What to work on ▸ Retype the whole listing verbatim and keep the pictures out of it.

Given records START

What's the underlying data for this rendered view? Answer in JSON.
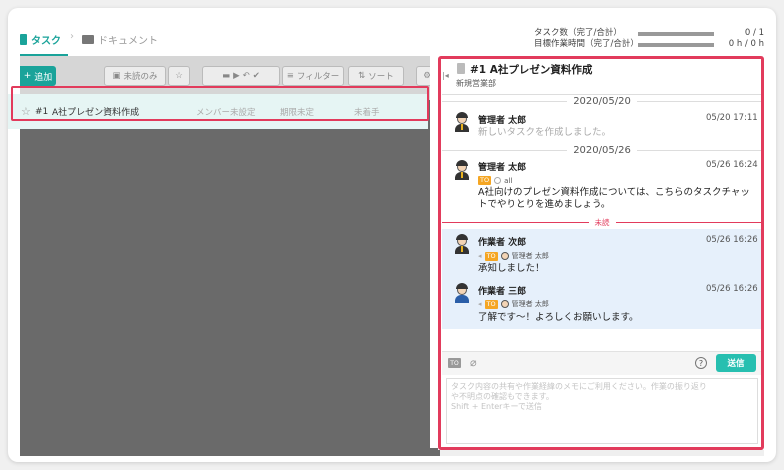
{
  "tabs": [
    {
      "label": "タスク"
    },
    {
      "label": "ドキュメント"
    }
  ],
  "stats": {
    "task_count_label": "タスク数（完了/合計）",
    "task_count_value": "0 / 1",
    "hours_label": "目標作業時間（完了/合計）",
    "hours_value": "0 h / 0 h"
  },
  "toolbar": {
    "add_label": "追加",
    "unread_only_label": "未読のみ",
    "filter_label": "フィルター",
    "sort_label": "ソート"
  },
  "task_row": {
    "number": "#1",
    "name": "A社プレゼン資料作成",
    "member": "メンバー未設定",
    "deadline": "期限未定",
    "status": "未着手"
  },
  "panel": {
    "title": "#1 A社プレゼン資料作成",
    "subtitle": "新規営業部"
  },
  "dates": [
    "2020/05/20",
    "2020/05/26"
  ],
  "unread_label": "未読",
  "messages": [
    {
      "name": "管理者 太郎",
      "time": "05/20 17:11",
      "text": "新しいタスクを作成しました。"
    },
    {
      "name": "管理者 太郎",
      "time": "05/26 16:24",
      "to": "all",
      "text_line1": "A社向けのプレゼン資料作成については、こちらのタスクチャッ",
      "text_line2": "トでやりとりを進めましょう。"
    },
    {
      "name": "作業者 次郎",
      "time": "05/26 16:26",
      "to": "管理者 太郎",
      "text": "承知しました！"
    },
    {
      "name": "作業者 三郎",
      "time": "05/26 16:26",
      "to": "管理者 太郎",
      "text": "了解です〜！よろしくお願いします。"
    }
  ],
  "to_badge": "TO",
  "composer": {
    "send_label": "送信",
    "help_label": "?",
    "placeholder_line1": "タスク内容の共有や作業経緯のメモにご利用ください。作業の振り返り",
    "placeholder_line2": "や不明点の確認もできます。",
    "placeholder_line3": "Shift + Enterキーで送信"
  },
  "colors": {
    "accent": "#1aa39a",
    "highlight": "#e23b5c",
    "to_badge": "#f5a623",
    "send": "#27bfb0"
  }
}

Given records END

Worked solution ▸
What's the underlying data for this rendered view? Answer in JSON.
{
  "tabs": [
    {
      "label": "タスク"
    },
    {
      "label": "ドキュメント"
    }
  ],
  "stats": {
    "task_count_label": "タスク数（完了/合計）",
    "task_count_value": "0 / 1",
    "hours_label": "目標作業時間（完了/合計）",
    "hours_value": "0 h / 0 h"
  },
  "toolbar": {
    "add_label": "追加",
    "unread_only_label": "未読のみ",
    "filter_label": "フィルター",
    "sort_label": "ソート"
  },
  "task_row": {
    "number": "#1",
    "name": "A社プレゼン資料作成",
    "member": "メンバー未設定",
    "deadline": "期限未定",
    "status": "未着手"
  },
  "panel": {
    "title": "#1 A社プレゼン資料作成",
    "subtitle": "新規営業部"
  },
  "dates": [
    "2020/05/20",
    "2020/05/26"
  ],
  "unread_label": "未読",
  "messages": [
    {
      "name": "管理者 太郎",
      "time": "05/20 17:11",
      "text": "新しいタスクを作成しました。"
    },
    {
      "name": "管理者 太郎",
      "time": "05/26 16:24",
      "to": "all",
      "text_line1": "A社向けのプレゼン資料作成については、こちらのタスクチャッ",
      "text_line2": "トでやりとりを進めましょう。"
    },
    {
      "name": "作業者 次郎",
      "time": "05/26 16:26",
      "to": "管理者 太郎",
      "text": "承知しました！"
    },
    {
      "name": "作業者 三郎",
      "time": "05/26 16:26",
      "to": "管理者 太郎",
      "text": "了解です〜！よろしくお願いします。"
    }
  ],
  "to_badge": "TO",
  "composer": {
    "send_label": "送信",
    "help_label": "?",
    "placeholder_line1": "タスク内容の共有や作業経緯のメモにご利用ください。作業の振り返り",
    "placeholder_line2": "や不明点の確認もできます。",
    "placeholder_line3": "Shift + Enterキーで送信"
  },
  "colors": {
    "accent": "#1aa39a",
    "highlight": "#e23b5c",
    "to_badge": "#f5a623",
    "send": "#27bfb0"
  }
}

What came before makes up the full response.